Let Us Storm the Slave System
May 28, 1862 — The New England Anti-Slavery Convention, Melodeon, Boston MA

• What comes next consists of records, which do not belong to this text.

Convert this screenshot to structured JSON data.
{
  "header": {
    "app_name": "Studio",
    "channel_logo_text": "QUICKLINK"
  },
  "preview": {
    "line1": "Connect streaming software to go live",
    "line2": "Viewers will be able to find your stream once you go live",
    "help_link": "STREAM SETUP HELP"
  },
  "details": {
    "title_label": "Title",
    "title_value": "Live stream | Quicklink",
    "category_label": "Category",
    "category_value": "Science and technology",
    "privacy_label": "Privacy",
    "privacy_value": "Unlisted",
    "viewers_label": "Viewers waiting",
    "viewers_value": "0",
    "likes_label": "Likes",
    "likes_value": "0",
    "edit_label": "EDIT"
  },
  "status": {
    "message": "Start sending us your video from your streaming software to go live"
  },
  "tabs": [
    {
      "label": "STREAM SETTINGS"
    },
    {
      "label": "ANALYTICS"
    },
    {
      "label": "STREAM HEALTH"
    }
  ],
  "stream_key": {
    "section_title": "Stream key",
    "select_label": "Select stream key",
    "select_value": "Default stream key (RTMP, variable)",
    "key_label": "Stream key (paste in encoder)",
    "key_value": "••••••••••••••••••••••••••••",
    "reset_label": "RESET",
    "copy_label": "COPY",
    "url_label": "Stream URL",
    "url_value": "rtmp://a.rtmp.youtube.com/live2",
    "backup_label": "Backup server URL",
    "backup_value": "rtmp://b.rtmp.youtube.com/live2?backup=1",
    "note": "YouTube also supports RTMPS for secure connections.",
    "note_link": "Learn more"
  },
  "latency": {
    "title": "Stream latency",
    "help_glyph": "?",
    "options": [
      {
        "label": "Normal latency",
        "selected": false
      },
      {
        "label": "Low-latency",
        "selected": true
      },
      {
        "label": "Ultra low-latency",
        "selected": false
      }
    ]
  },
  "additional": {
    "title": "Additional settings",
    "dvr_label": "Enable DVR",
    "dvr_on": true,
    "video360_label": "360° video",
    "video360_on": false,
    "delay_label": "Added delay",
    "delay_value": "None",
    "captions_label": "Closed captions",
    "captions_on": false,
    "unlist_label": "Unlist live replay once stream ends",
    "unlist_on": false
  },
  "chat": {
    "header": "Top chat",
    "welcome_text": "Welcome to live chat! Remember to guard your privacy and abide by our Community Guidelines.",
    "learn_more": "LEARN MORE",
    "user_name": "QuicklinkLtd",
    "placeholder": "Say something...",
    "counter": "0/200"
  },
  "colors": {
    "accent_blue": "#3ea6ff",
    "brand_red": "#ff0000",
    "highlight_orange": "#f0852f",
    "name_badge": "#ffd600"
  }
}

It is said we can conquer without emancipation. The rebellion is almost crushed — our armies are pressing southward — the end approaches, when all things will be restored as of old. The South, having been deceived in regard to Mr. Lincoln and the aims of the Republican party, went to war to protect slavery. Now, perhaps, they are beginning to see that Mr. Lincoln is not so far from a slave-catcher, after all. The loyalty of the South is a myth. It will of course grow, as our armies advance, because between hanging and loyalty the advocates of a sinking cause can have but one choice. Yet where is the Unionism of New Orleans? Citizens shot down for cheering the American flag; the Mayor submitting as the conquered to conquerors. So in Norfolk: the Mayor dares to call us enemies to our faces, and to refer to his friends the rebels! The same story everywhere. We may beat their armies everywhere, take every city and seaport: what then? Subjugated, are they subdued? They would rise in sixty days again, should the military arm be withdrawn. Success cannot gild our banners while the shadow of the blacks obscures it. Two thousand of our army have died monthly in the border States of disease in the cold weather: figure the number under the heat of summer in the Gulf States! Since these things are so, when Gen. Hunter, considering besides that there are no loyal whites in his department, as his predecessor had found, resolved to increase his forces by the blacks whose loyalty he had put to the proof, and declared them freemen forever, — he, who in 1858 declared that this Government could not exist half slave and half free, annulled the proclamation from the White House! Kentucky, which fished the halter for liberty in the person of John Brown, has strangled her again, through her representative in the Presidential chair!
In the field, Gen. Mitchell rejects the bondmen who flee to him for protection. everywhere those who bring us the most important intelligence are liable to be thrust back into slavery, there to be whipped, tortured, burned to death.
How do the brave young hearts stun to use from the war? How many go from us, and never return? And we have nothing to do with slavery! What are our sufferings to those of the slave girl, or the slave mother, lashed from the embrace of her children? Has your purity no feeling for purity outraged? — your parental affections no sympathy for the lacerated love of the slaves? Can you hesitate to speak the word — Be free? God has put slavery into our hands to choke it. He alone should be able to take it out again alive. Let us storm the slave system, as Smith took Fort Donelson. If the President will not give us the order, let us go ourselves.
Source: The Liberator, June 6, 1862, p. 4.